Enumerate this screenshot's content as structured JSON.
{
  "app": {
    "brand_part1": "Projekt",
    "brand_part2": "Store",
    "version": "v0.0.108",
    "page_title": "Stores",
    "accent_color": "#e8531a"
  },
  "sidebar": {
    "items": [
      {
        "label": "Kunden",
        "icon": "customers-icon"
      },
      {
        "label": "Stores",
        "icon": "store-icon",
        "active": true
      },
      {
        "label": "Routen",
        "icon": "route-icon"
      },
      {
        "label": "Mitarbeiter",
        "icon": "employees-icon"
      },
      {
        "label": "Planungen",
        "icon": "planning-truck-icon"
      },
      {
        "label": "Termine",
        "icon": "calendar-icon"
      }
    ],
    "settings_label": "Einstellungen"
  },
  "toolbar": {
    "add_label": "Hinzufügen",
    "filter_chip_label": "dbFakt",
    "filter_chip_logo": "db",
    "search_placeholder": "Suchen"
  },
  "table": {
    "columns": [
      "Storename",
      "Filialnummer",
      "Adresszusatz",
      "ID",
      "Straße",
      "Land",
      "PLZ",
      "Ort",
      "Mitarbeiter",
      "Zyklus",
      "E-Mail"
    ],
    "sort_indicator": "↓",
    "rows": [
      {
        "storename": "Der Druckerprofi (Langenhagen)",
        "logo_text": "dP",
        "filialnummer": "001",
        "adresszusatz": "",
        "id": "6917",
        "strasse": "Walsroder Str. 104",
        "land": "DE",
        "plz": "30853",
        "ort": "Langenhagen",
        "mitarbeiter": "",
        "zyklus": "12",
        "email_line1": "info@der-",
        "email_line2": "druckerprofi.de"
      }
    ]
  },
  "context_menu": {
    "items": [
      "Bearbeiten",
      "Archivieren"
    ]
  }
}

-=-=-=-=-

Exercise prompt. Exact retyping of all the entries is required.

Answer.
Enumerate this screenshot's content as structured JSON.
{
  "app": {
    "brand_part1": "Projekt",
    "brand_part2": "Store",
    "version": "v0.0.108",
    "page_title": "Stores",
    "accent_color": "#e8531a"
  },
  "sidebar": {
    "items": [
      {
        "label": "Kunden",
        "icon": "customers-icon"
      },
      {
        "label": "Stores",
        "icon": "store-icon",
        "active": true
      },
      {
        "label": "Routen",
        "icon": "route-icon"
      },
      {
        "label": "Mitarbeiter",
        "icon": "employees-icon"
      },
      {
        "label": "Planungen",
        "icon": "planning-truck-icon"
      },
      {
        "label": "Termine",
        "icon": "calendar-icon"
      }
    ],
    "settings_label": "Einstellungen"
  },
  "toolbar": {
    "add_label": "Hinzufügen",
    "filter_chip_label": "dbFakt",
    "filter_chip_logo": "db",
    "search_placeholder": "Suchen"
  },
  "table": {
    "columns": [
      "Storename",
      "Filialnummer",
      "Adresszusatz",
      "ID",
      "Straße",
      "Land",
      "PLZ",
      "Ort",
      "Mitarbeiter",
      "Zyklus",
      "E-Mail"
    ],
    "sort_indicator": "↓",
    "rows": [
      {
        "storename": "Der Druckerprofi (Langenhagen)",
        "logo_text": "dP",
        "filialnummer": "001",
        "adresszusatz": "",
        "id": "6917",
        "strasse": "Walsroder Str. 104",
        "land": "DE",
        "plz": "30853",
        "ort": "Langenhagen",
        "mitarbeiter": "",
        "zyklus": "12",
        "email_line1": "info@der-",
        "email_line2": "druckerprofi.de"
      }
    ]
  },
  "context_menu": {
    "items": [
      "Bearbeiten",
      "Archivieren"
    ]
  }
}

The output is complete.